In the latest sign of rancor in Tea Party circles, a convention billed as an effort to bring together conservative activists from across the country is being attacked by some leading Tea Partiers as inauthentic, too tied to the GOP, and — at $549 per head — too expensive for the working Americans the movement aspires to represent.
The National Tea Party Convention, scheduled for early February in Nashville, grabbed headlines after announcing that Sarah Palin and Michele Bachmann would appear as speakers, Palin as the keynote. According to a message on the convention’s website, the event “is aimed at bringing the Tea Party Movement leaders together from around the nation.” But organizers are a long way from unifying the notoriously fractious movement.
Tea Party Patriots, which helped put together a September rally that drew tens of thousands to Washington, view the confab — which is being held at Nashville’s swank Opryland Gaylord hotel — as the “usurpation of a grassroots movement,” according to Mark Meckler, a leader of the group. “Most people in our movement can’t afford anything like that,” Meckler told TPMmuckraker, referring to the price tag. “So it’s really not aimed at the average grassroots person.”
Robin Stublen, a Tea Party Patriots volunteer, echoed that view. “This convention is $550 dollars,” said Stublen. “How grassroots is that?”
Not only is the price of the convention exorbitantly prohibitive for most, but organizers don’t seem to want any press coverage either.
Today, David Weigel pointed out the preliminary list of scheduled breakout topics and among them is one entitled “Why Christians Must Engage,” run by Rick Scarborough. Maybe the event organizers are afraid that the media might see Republican leaders like Palin and Bachmann sharing the stage with the likes of Scarborough:
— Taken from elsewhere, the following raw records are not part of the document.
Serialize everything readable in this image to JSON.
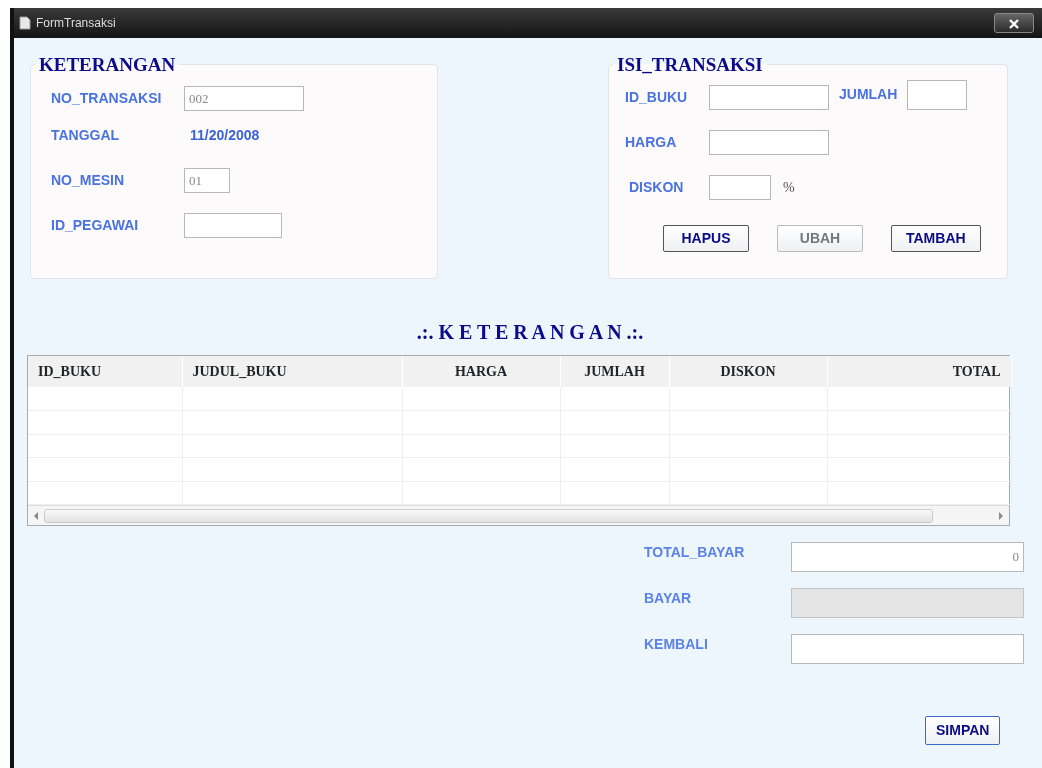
{
  "window": {
    "title": "FormTransaksi"
  },
  "keterangan": {
    "title": "KETERANGAN",
    "fields": [
      {
        "label": "NO_TRANSAKSI",
        "kind": "input",
        "value": "002"
      },
      {
        "label": "TANGGAL",
        "kind": "text",
        "value": "11/20/2008"
      },
      {
        "label": "NO_MESIN",
        "kind": "input",
        "value": "01"
      },
      {
        "label": "ID_PEGAWAI",
        "kind": "input"
      }
    ]
  },
  "isi_transaksi": {
    "title": "ISI_TRANSAKSI",
    "fields": [
      {
        "label": "ID_BUKU"
      },
      {
        "label": "JUMLAH"
      },
      {
        "label": "HARGA"
      },
      {
        "label": "DISKON",
        "suffix": "%"
      }
    ],
    "buttons": [
      {
        "label": "HAPUS",
        "disabled": false
      },
      {
        "label": "UBAH",
        "disabled": true
      },
      {
        "label": "TAMBAH",
        "disabled": false
      }
    ]
  },
  "table": {
    "title": ".:. K E T E R A N G A N .:.",
    "columns": [
      "ID_BUKU",
      "JUDUL_BUKU",
      "HARGA",
      "JUMLAH",
      "DISKON",
      "TOTAL"
    ]
  },
  "summary": [
    {
      "label": "TOTAL_BAYAR",
      "value": "0",
      "disabled": false
    },
    {
      "label": "BAYAR",
      "disabled": true
    },
    {
      "label": "KEMBALI",
      "disabled": false
    }
  ],
  "save_button": {
    "label": "SIMPAN"
  }
}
Scarborough, who served on Mike Huckabee’s Faith and Values Committee during the latter’s presidential campaign, unleashed a fiery sermon more befitting a Sunday sermon than a political gathering. But since the two are essentially one in the same for Scarborough and the other participants, his proclamations that he is neither a Republican nor a Democrat but rather a “Christocrat” who will support only candidates who proudly stand up on the campaign trail and say “yes, there’s a God” and who realizes that the Constitution is a godly document designed to guide this nation by Christian principles, just as the Bible is designed to guide the lives of all of mankind. He then rails against Republican failures to defund the Department of Education and Planned Parenthood before turning his attention to President Obama and “his minions” who are intent on giving civil rights to “sodomites” while banning the Bible and putting Christians in jail. Eventually he turns to the “shadow government” constructed by President Obama filled with “well-financed, well-heeled, and highly-staffed professional infidels who have dedicated their life” to destroying America.